◆ **EXERCISE PROMPT**:
The answer must be every line below that contains the string "label".

◆ **Dataset rows for apps and sites**:
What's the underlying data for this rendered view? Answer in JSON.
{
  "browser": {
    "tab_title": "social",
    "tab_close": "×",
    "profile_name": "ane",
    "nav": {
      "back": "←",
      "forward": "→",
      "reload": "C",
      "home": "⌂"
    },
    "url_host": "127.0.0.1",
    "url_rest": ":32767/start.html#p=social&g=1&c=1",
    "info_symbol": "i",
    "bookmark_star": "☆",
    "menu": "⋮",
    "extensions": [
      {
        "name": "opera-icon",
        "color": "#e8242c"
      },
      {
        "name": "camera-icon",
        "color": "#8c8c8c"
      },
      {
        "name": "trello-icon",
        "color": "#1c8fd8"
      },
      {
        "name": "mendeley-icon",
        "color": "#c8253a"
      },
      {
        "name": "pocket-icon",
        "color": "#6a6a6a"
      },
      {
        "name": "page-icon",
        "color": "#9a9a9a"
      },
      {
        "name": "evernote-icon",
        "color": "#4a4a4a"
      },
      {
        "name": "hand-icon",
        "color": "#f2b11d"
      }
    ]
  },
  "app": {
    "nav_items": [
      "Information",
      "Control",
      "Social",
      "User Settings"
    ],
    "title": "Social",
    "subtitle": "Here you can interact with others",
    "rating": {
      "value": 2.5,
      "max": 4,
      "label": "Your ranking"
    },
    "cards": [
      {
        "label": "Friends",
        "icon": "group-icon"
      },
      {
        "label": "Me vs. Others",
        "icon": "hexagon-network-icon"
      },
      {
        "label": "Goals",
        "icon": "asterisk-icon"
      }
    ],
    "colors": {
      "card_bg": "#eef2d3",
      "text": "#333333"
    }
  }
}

◆ **THE ANSWER**:
      "label": "Your ranking"
        "label": "Friends",
        "label": "Me vs. Others",
        "label": "Goals",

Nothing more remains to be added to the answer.